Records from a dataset
Content starts

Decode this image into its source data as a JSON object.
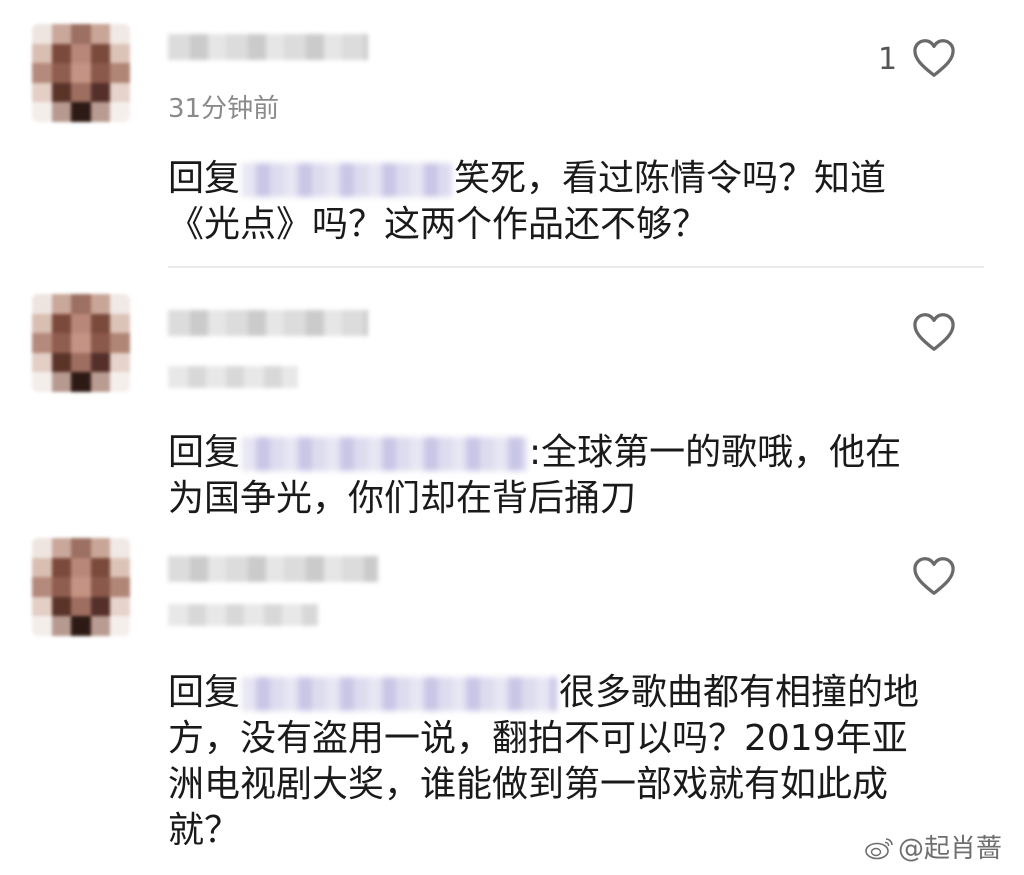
{
  "comments": [
    {
      "time": "31分钟前",
      "like_count": "1",
      "reply_prefix": "回复",
      "reply_text_line1": "笑死，看过陈情令吗？知道",
      "reply_text_line2": "《光点》吗？这两个作品还不够？"
    },
    {
      "like_count": "",
      "reply_prefix": "回复",
      "reply_text_line1": ":全球第一的歌哦，他在",
      "reply_text_line2": "为国争光，你们却在背后捅刀"
    },
    {
      "like_count": "",
      "reply_prefix": "回复",
      "reply_text_line1": "很多歌曲都有相撞的地",
      "reply_text_line2": "方，没有盗用一说，翻拍不可以吗？2019年亚",
      "reply_text_line3": "洲电视剧大奖，谁能做到第一部戏就有如此成",
      "reply_text_line4": "就？"
    }
  ],
  "watermark": "@起肖蔷",
  "icons": {
    "like": "heart-outline-icon",
    "weibo": "weibo-logo-icon"
  },
  "colors": {
    "text": "#1a1a1a",
    "timestamp": "#8a8a8a",
    "heart": "#6a6a6a",
    "mention_blur": "#c9c6e6"
  }
}
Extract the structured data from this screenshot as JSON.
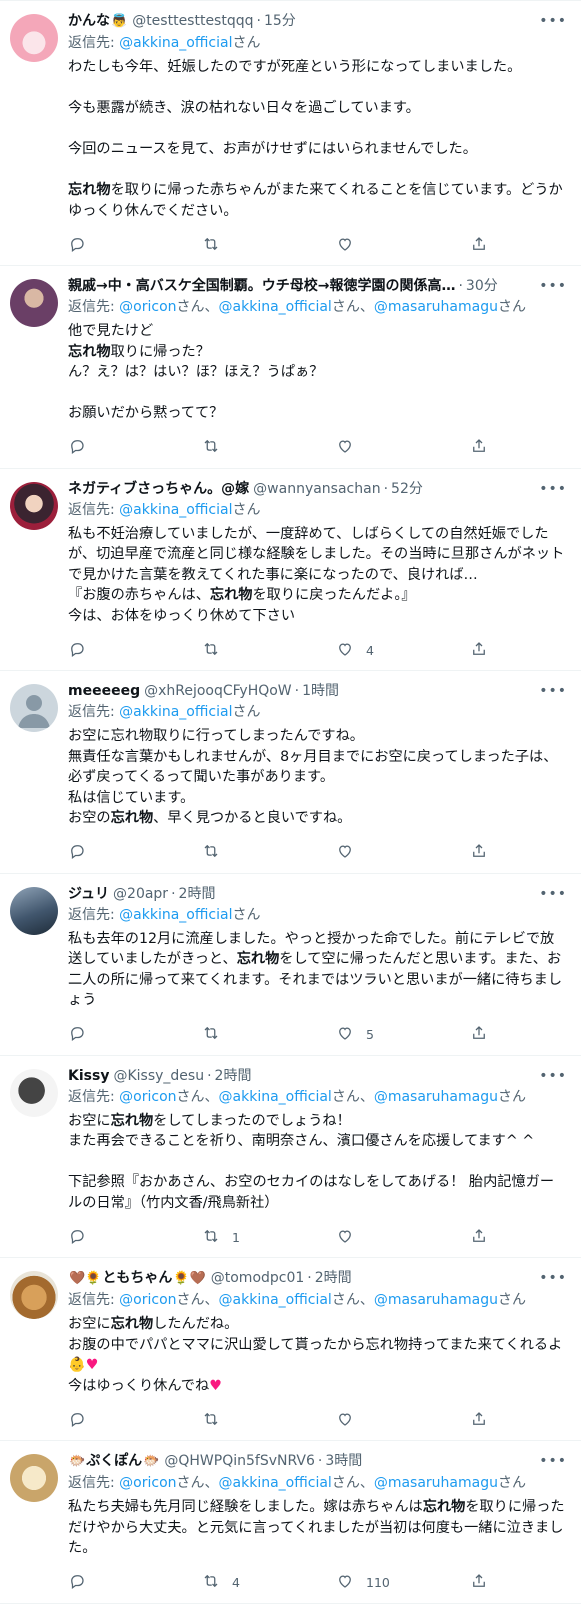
{
  "labels": {
    "reply_prefix": "返信先:",
    "san": "さん"
  },
  "icons": {
    "more": "more-horizontal-icon",
    "reply": "reply-bubble-icon",
    "retweet": "retweet-icon",
    "like": "like-heart-icon",
    "share": "share-icon"
  },
  "colors": {
    "mention": "#1d9bf0",
    "secondary_text": "#536471",
    "heart": "#f91880"
  },
  "tweets": [
    {
      "name": "かんな",
      "name_emoji": "👼",
      "handle": "@testtesttestqqq",
      "time": "15分",
      "reply_to": [
        "@akkina_official"
      ],
      "body": [
        {
          "t": "わたしも今年、妊娠したのですが死産という形になってしまいました。\n\n今も悪露が続き、涙の枯れない日々を過ごしています。\n\n今回のニュースを見て、お声がけせずにはいられませんでした。\n\n"
        },
        {
          "t": "忘れ物",
          "b": true
        },
        {
          "t": "を取りに帰った赤ちゃんがまた来てくれることを信じています。どうかゆっくり休んでください。"
        }
      ],
      "counts": {
        "reply": "",
        "retweet": "",
        "like": ""
      }
    },
    {
      "name": "親戚→中・高バスケ全国制覇。ウチ母校→報徳学園の関係高…",
      "handle": "",
      "time": "30分",
      "reply_to": [
        "@oricon",
        "@akkina_official",
        "@masaruhamagu"
      ],
      "body": [
        {
          "t": "他で見たけど\n"
        },
        {
          "t": "忘れ物",
          "b": true
        },
        {
          "t": "取りに帰った？\nん？え？は？はい？ほ？ほえ？うぱぁ？\n\nお願いだから黙ってて？"
        }
      ],
      "counts": {
        "reply": "",
        "retweet": "",
        "like": ""
      }
    },
    {
      "name": "ネガティブさっちゃん。@嫁",
      "handle": "@wannyansachan",
      "time": "52分",
      "reply_to": [
        "@akkina_official"
      ],
      "body": [
        {
          "t": "私も不妊治療していましたが、一度辞めて、しばらくしての自然妊娠でしたが、切迫早産で流産と同じ様な経験をしました。その当時に旦那さんがネットで見かけた言葉を教えてくれた事に楽になったので、良ければ…\n『お腹の赤ちゃんは、"
        },
        {
          "t": "忘れ物",
          "b": true
        },
        {
          "t": "を取りに戻ったんだよ。』\n今は、お体をゆっくり休めて下さい"
        }
      ],
      "counts": {
        "reply": "",
        "retweet": "",
        "like": "4"
      }
    },
    {
      "name": "meeeeeg",
      "handle": "@xhRejooqCFyHQoW",
      "time": "1時間",
      "reply_to": [
        "@akkina_official"
      ],
      "body": [
        {
          "t": "お空に忘れ物取りに行ってしまったんですね。\n無責任な言葉かもしれませんが、8ヶ月目までにお空に戻ってしまった子は、必ず戻ってくるって聞いた事があります。\n私は信じています。\nお空の"
        },
        {
          "t": "忘れ物",
          "b": true
        },
        {
          "t": "、早く見つかると良いですね。"
        }
      ],
      "counts": {
        "reply": "",
        "retweet": "",
        "like": ""
      }
    },
    {
      "name": "ジュリ",
      "handle": "@20apr",
      "time": "2時間",
      "reply_to": [
        "@akkina_official"
      ],
      "body": [
        {
          "t": "私も去年の12月に流産しました。やっと授かった命でした。前にテレビで放送していましたがきっと、"
        },
        {
          "t": "忘れ物",
          "b": true
        },
        {
          "t": "をして空に帰ったんだと思います。また、お二人の所に帰って来てくれます。それまではツラいと思いまが一緒に待ちましょう"
        }
      ],
      "counts": {
        "reply": "",
        "retweet": "",
        "like": "5"
      }
    },
    {
      "name": "Kissy",
      "handle": "@Kissy_desu",
      "time": "2時間",
      "reply_to": [
        "@oricon",
        "@akkina_official",
        "@masaruhamagu"
      ],
      "body": [
        {
          "t": "お空に"
        },
        {
          "t": "忘れ物",
          "b": true
        },
        {
          "t": "をしてしまったのでしょうね！\nまた再会できることを祈り、南明奈さん、濱口優さんを応援してます^ ^\n\n下記参照『おかあさん、お空のセカイのはなしをしてあげる！ 胎内記憶ガールの日常』（竹内文香/飛鳥新社）"
        }
      ],
      "counts": {
        "reply": "",
        "retweet": "1",
        "like": ""
      }
    },
    {
      "name": "ともちゃん",
      "name_emoji_pre": "🤎🌻",
      "name_emoji": "🌻🤎",
      "handle": "@tomodpc01",
      "time": "2時間",
      "reply_to": [
        "@oricon",
        "@akkina_official",
        "@masaruhamagu"
      ],
      "body": [
        {
          "t": "お空に"
        },
        {
          "t": "忘れ物",
          "b": true
        },
        {
          "t": "したんだね。\nお腹の中でパパとママに沢山愛して貰ったから忘れ物持ってまた来てくれるよ👶"
        },
        {
          "t": "♥",
          "h": true
        },
        {
          "t": "\n今はゆっくり休んでね"
        },
        {
          "t": "♥",
          "h": true
        }
      ],
      "counts": {
        "reply": "",
        "retweet": "",
        "like": ""
      }
    },
    {
      "name": "ぷくぽん",
      "name_emoji_pre": "🐡",
      "name_emoji": "🐡",
      "handle": "@QHWPQin5fSvNRV6",
      "time": "3時間",
      "reply_to": [
        "@oricon",
        "@akkina_official",
        "@masaruhamagu"
      ],
      "body": [
        {
          "t": "私たち夫婦も先月同じ経験をしました。嫁は赤ちゃんは"
        },
        {
          "t": "忘れ物",
          "b": true
        },
        {
          "t": "を取りに帰っただけやから大丈夫。と元気に言ってくれましたが当初は何度も一緒に泣きました。"
        }
      ],
      "counts": {
        "reply": "",
        "retweet": "4",
        "like": "110"
      }
    }
  ]
}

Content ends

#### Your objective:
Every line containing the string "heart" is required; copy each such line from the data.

#### Solution below:
    "like": "heart-outline-icon",
    "heart": "#6a6a6a",
    "like": "like-heart-icon",
    "heart": "#f91880"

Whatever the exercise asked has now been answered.